(Long Island, NY) When a baseball player is looking for a second – or even last – chance, a place that has been a good springboard back to a major league organization has been Long Island. What may seem like a last resort to some people is a world of opportunity to others, and Jay Gibbons is merely the latest player to hope to get noticed while playing in the independent baseball circuit.
A lifetime .260 hitter over seven seasons in Baltimore, Gibbons was one of the many players named in the Mitchell Report, which could not have helped his chances of catching on with another team following his release by the Orioles in March. The investigation into performance-enhancing drugs in baseball stated that Gibbons received six shipments of human growth hormone and two shipments of testosterone, and received a 15-day suspension from the Commissioner’s Office. He made a public apology and hoped to move on.
The 31 year-old outfielder had an extremely slow start in spring training, hitting .189 with no home runs and only four RBI. The Birds said goodbye to one of their regulars and Gibbons began looking for a job.
After receiving no offers, finding a spot with Long Island is not a bad consolation. Ducks Principal Owner and Atlantic League Founder/CEO Frank Boulton welcomed Gibbons to the fold. “Through our first 11 seasons, the Atlantic League has returned over 350 players back to affiliated organizations and 45 players to the major leagues,” he said. “We’re hopeful Jay can help us win while proving that he’s healthy and ready to contribute at the major league level.”
In his first game with the Ducks on Tuesday night, Gibbons started in left field and went 2 for 4, driving in and scoring one run in a 9-6 victory over Lancaster.
Gibbons’ best season as an Oriole came in 2003, when he hit .277 and hit 23 long balls while driving in 100 runs. This also happened to be the same year that he began using the illegal substances.

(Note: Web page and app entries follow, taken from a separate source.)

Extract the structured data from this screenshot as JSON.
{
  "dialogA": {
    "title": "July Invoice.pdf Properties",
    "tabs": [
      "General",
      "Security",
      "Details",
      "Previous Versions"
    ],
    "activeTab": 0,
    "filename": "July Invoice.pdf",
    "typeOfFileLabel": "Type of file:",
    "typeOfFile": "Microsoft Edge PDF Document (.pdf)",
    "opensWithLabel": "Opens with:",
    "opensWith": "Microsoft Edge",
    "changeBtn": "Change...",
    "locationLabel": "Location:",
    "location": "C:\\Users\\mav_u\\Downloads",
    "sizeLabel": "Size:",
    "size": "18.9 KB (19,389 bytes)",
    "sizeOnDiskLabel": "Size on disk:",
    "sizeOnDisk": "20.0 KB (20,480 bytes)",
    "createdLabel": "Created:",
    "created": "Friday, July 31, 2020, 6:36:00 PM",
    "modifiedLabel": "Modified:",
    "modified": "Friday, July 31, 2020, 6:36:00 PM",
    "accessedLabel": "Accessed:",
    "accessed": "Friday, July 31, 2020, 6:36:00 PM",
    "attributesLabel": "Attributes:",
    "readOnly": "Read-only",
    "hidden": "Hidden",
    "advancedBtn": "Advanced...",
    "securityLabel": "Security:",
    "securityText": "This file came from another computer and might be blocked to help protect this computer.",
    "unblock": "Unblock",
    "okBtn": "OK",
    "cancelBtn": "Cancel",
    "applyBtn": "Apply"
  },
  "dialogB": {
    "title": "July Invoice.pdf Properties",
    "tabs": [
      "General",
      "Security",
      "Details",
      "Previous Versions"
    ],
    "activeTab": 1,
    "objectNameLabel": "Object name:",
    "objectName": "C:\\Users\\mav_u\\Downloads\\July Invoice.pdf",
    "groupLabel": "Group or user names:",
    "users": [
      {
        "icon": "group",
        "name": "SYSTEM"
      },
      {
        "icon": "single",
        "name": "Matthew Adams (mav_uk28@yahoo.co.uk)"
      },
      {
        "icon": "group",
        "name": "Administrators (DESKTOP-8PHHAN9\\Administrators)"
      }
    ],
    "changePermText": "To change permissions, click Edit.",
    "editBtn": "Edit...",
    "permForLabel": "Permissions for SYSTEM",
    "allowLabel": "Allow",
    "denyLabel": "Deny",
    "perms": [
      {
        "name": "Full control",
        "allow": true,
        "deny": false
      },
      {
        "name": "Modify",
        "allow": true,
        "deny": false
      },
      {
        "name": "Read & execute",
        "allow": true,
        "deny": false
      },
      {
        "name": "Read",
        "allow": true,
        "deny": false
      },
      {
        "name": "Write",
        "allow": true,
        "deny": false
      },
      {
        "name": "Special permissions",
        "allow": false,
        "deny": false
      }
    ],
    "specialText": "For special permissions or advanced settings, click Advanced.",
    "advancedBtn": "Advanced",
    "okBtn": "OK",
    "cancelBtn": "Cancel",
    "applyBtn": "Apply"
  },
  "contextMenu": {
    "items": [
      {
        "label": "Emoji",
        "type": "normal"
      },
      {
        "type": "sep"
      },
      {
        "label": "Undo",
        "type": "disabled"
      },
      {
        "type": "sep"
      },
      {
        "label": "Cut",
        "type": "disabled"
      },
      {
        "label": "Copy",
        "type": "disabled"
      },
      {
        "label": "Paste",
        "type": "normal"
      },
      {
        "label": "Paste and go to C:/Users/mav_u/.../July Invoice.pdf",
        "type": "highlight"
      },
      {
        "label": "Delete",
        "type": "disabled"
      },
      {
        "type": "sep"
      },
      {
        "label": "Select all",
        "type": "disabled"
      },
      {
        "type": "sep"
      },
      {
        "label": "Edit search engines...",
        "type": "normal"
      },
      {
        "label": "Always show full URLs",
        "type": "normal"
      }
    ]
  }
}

Whatever the connection is, Gibbons was a good player and is still young enough to bounce back. He has to prove that he is clean and able to play at a high enough level to get back to the big leagues. A good showing here and he will find himself back in Double or Triple-A before his Ducks uniform gets washed too many times.
It is a low-risk, high-reward move for a team looking for a bench player. Signing a Gibbons-type, putting him in the system for a month, and bring him up to take the place of an injured or departed player. A second-division club is the most likely landing spot, due to the economical contract that these players sign just to be back to where they once were.
In the meantime, the Ducks have picked up a talented player that could be a special one. Before his time on Long Island is done, he should be able to give them a much-needed boost, offensively and in the clubhouse.
Going from a $5 million salary and a starting job in the majors, Gibbons has a lot of incentive to play well and return. The better he performs on Long Island, the benefit is two-fold. For Gibbons and the Ducks.